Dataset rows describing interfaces
++++++
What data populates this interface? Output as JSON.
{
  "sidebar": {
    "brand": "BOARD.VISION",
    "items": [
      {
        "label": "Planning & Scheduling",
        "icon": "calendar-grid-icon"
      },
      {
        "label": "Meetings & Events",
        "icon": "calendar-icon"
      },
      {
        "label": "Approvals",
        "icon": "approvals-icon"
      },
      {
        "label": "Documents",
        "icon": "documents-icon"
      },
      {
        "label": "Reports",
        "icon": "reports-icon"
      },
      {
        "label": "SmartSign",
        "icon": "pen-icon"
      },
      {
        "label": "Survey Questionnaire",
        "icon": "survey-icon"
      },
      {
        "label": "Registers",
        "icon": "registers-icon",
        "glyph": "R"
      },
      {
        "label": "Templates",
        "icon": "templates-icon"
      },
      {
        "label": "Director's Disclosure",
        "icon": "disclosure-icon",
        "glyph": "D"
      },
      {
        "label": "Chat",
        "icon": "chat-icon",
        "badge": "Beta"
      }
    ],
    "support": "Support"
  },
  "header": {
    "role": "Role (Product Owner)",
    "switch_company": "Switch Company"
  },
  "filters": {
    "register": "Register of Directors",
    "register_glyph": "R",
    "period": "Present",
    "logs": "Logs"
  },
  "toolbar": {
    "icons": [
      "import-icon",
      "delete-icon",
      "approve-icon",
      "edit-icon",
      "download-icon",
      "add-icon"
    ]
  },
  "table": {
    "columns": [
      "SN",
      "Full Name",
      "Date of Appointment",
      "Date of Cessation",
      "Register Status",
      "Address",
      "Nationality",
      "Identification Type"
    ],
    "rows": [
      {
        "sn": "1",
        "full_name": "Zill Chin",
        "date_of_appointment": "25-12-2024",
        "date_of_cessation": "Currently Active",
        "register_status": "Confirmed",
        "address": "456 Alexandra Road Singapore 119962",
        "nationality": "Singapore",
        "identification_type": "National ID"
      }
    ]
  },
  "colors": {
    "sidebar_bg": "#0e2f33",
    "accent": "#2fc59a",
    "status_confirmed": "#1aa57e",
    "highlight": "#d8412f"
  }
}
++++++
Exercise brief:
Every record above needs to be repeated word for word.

Result of this exercise:
What data populates this interface? Output as JSON.
{
  "sidebar": {
    "brand": "BOARD.VISION",
    "items": [
      {
        "label": "Planning & Scheduling",
        "icon": "calendar-grid-icon"
      },
      {
        "label": "Meetings & Events",
        "icon": "calendar-icon"
      },
      {
        "label": "Approvals",
        "icon": "approvals-icon"
      },
      {
        "label": "Documents",
        "icon": "documents-icon"
      },
      {
        "label": "Reports",
        "icon": "reports-icon"
      },
      {
        "label": "SmartSign",
        "icon": "pen-icon"
      },
      {
        "label": "Survey Questionnaire",
        "icon": "survey-icon"
      },
      {
        "label": "Registers",
        "icon": "registers-icon",
        "glyph": "R"
      },
      {
        "label": "Templates",
        "icon": "templates-icon"
      },
      {
        "label": "Director's Disclosure",
        "icon": "disclosure-icon",
        "glyph": "D"
      },
      {
        "label": "Chat",
        "icon": "chat-icon",
        "badge": "Beta"
      }
    ],
    "support": "Support"
  },
  "header": {
    "role": "Role (Product Owner)",
    "switch_company": "Switch Company"
  },
  "filters": {
    "register": "Register of Directors",
    "register_glyph": "R",
    "period": "Present",
    "logs": "Logs"
  },
  "toolbar": {
    "icons": [
      "import-icon",
      "delete-icon",
      "approve-icon",
      "edit-icon",
      "download-icon",
      "add-icon"
    ]
  },
  "table": {
    "columns": [
      "SN",
      "Full Name",
      "Date of Appointment",
      "Date of Cessation",
      "Register Status",
      "Address",
      "Nationality",
      "Identification Type"
    ],
    "rows": [
      {
        "sn": "1",
        "full_name": "Zill Chin",
        "date_of_appointment": "25-12-2024",
        "date_of_cessation": "Currently Active",
        "register_status": "Confirmed",
        "address": "456 Alexandra Road Singapore 119962",
        "nationality": "Singapore",
        "identification_type": "National ID"
      }
    ]
  },
  "colors": {
    "sidebar_bg": "#0e2f33",
    "accent": "#2fc59a",
    "status_confirmed": "#1aa57e",
    "highlight": "#d8412f"
  }
}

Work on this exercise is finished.